Pull every line containing "true" from the listing below.

=== DATA ===
****
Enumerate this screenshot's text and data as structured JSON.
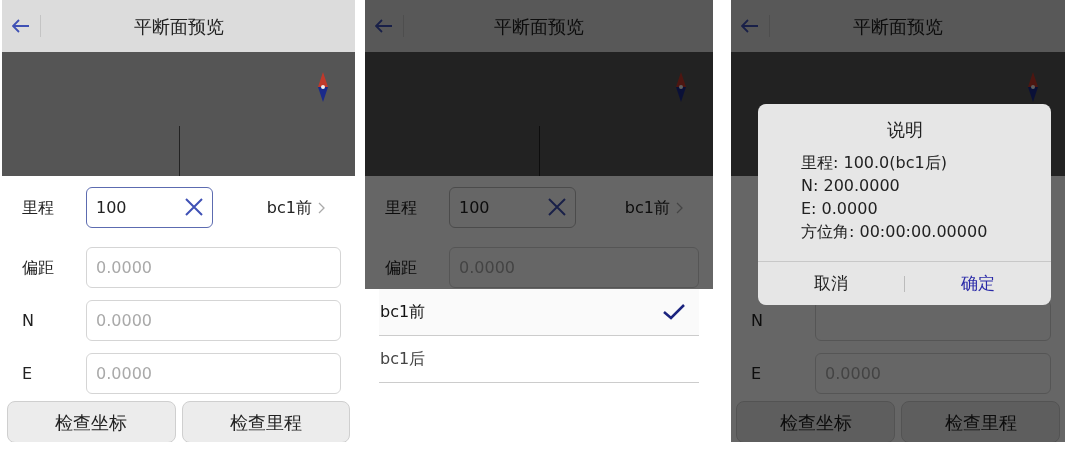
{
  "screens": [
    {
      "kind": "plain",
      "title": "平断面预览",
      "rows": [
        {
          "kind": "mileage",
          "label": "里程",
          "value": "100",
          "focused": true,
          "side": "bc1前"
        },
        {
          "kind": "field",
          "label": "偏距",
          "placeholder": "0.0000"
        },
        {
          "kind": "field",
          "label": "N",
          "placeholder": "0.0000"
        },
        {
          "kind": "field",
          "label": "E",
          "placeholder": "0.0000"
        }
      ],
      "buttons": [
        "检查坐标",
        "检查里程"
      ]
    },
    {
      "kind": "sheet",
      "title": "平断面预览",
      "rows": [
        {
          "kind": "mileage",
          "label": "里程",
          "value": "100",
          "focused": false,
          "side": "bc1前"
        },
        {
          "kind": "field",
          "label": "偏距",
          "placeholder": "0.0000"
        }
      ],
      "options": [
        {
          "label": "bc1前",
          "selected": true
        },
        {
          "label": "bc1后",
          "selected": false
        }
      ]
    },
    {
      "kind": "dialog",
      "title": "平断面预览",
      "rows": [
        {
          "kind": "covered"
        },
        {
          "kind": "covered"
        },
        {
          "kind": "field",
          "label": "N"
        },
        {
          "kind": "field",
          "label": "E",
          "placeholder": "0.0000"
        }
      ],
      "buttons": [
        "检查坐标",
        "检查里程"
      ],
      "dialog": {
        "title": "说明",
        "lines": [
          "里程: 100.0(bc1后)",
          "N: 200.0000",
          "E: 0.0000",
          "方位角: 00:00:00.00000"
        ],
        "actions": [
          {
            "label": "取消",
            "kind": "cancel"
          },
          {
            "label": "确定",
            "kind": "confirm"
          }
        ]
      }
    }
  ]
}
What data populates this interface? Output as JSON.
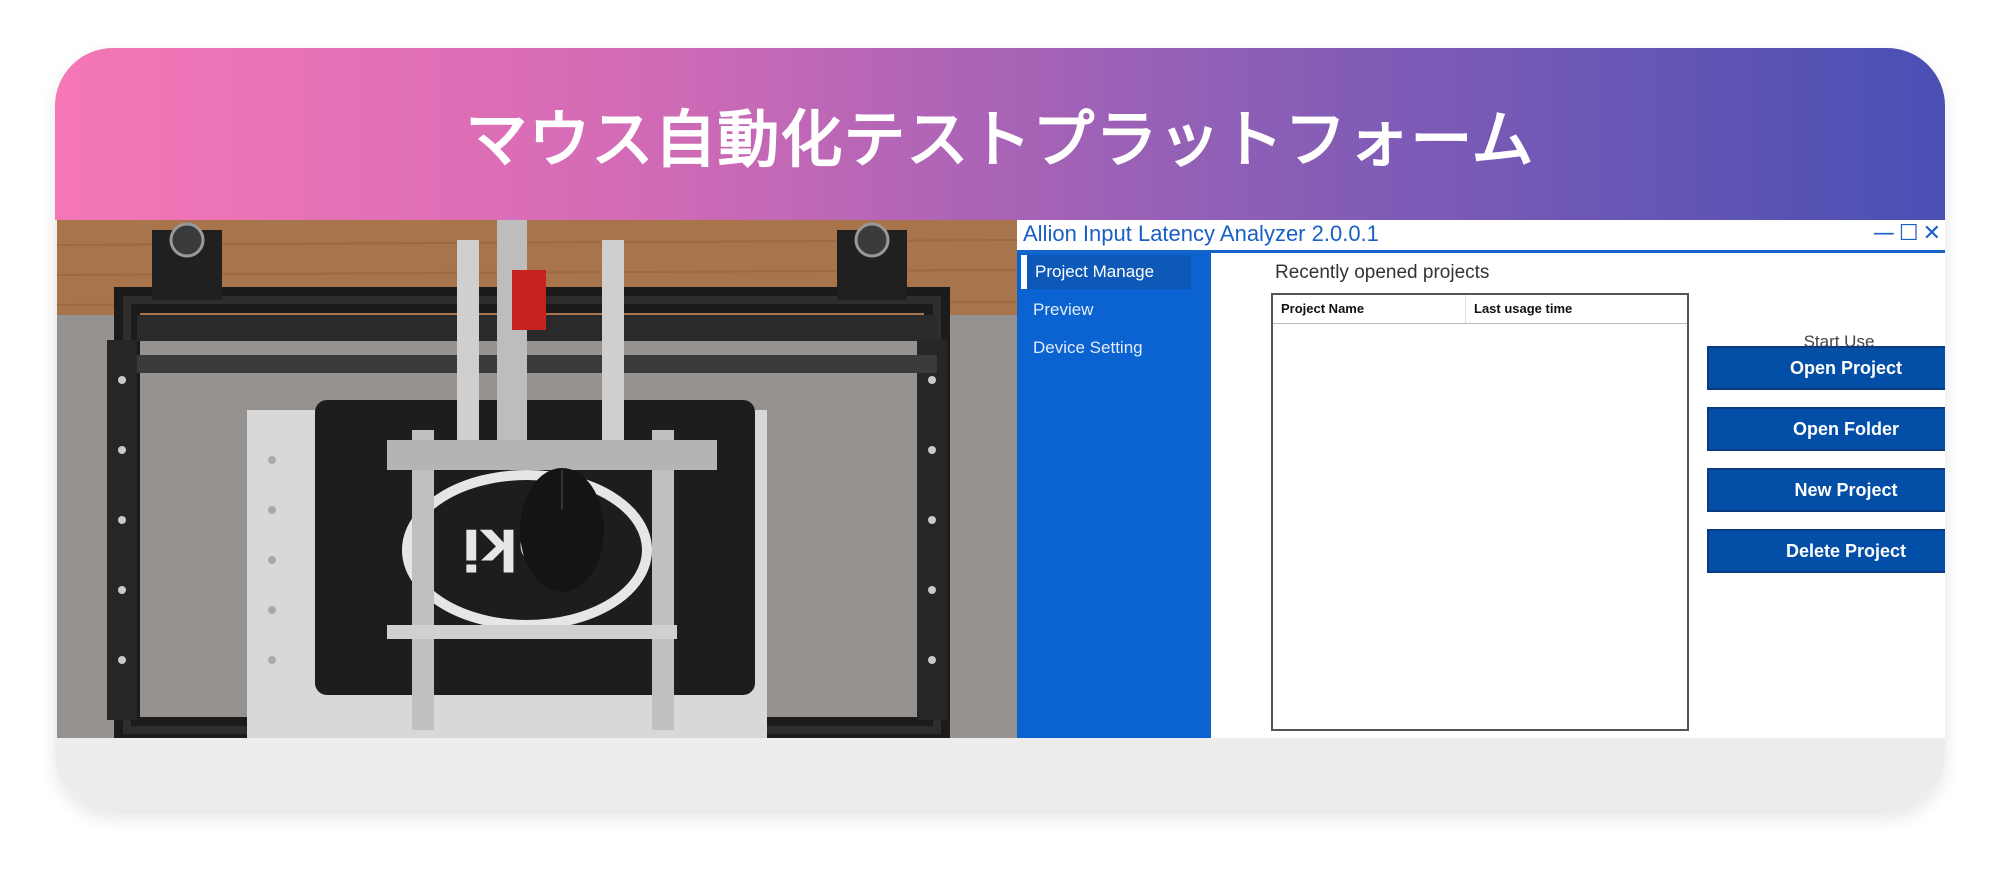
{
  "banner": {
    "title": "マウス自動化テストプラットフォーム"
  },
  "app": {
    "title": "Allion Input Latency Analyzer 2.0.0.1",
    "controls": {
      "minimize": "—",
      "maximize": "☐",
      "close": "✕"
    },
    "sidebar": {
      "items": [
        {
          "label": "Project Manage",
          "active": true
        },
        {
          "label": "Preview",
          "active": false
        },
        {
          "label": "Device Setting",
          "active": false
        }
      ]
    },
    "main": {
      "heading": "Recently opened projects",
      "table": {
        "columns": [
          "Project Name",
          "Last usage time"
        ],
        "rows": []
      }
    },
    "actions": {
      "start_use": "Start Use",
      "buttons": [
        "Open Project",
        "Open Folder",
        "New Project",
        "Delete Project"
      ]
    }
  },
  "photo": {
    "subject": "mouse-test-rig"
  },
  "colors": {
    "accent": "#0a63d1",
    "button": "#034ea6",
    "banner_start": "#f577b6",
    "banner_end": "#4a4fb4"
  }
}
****
=== YOUR RESPONSE ===
          "focused": true,
          "selected": true
          "active": true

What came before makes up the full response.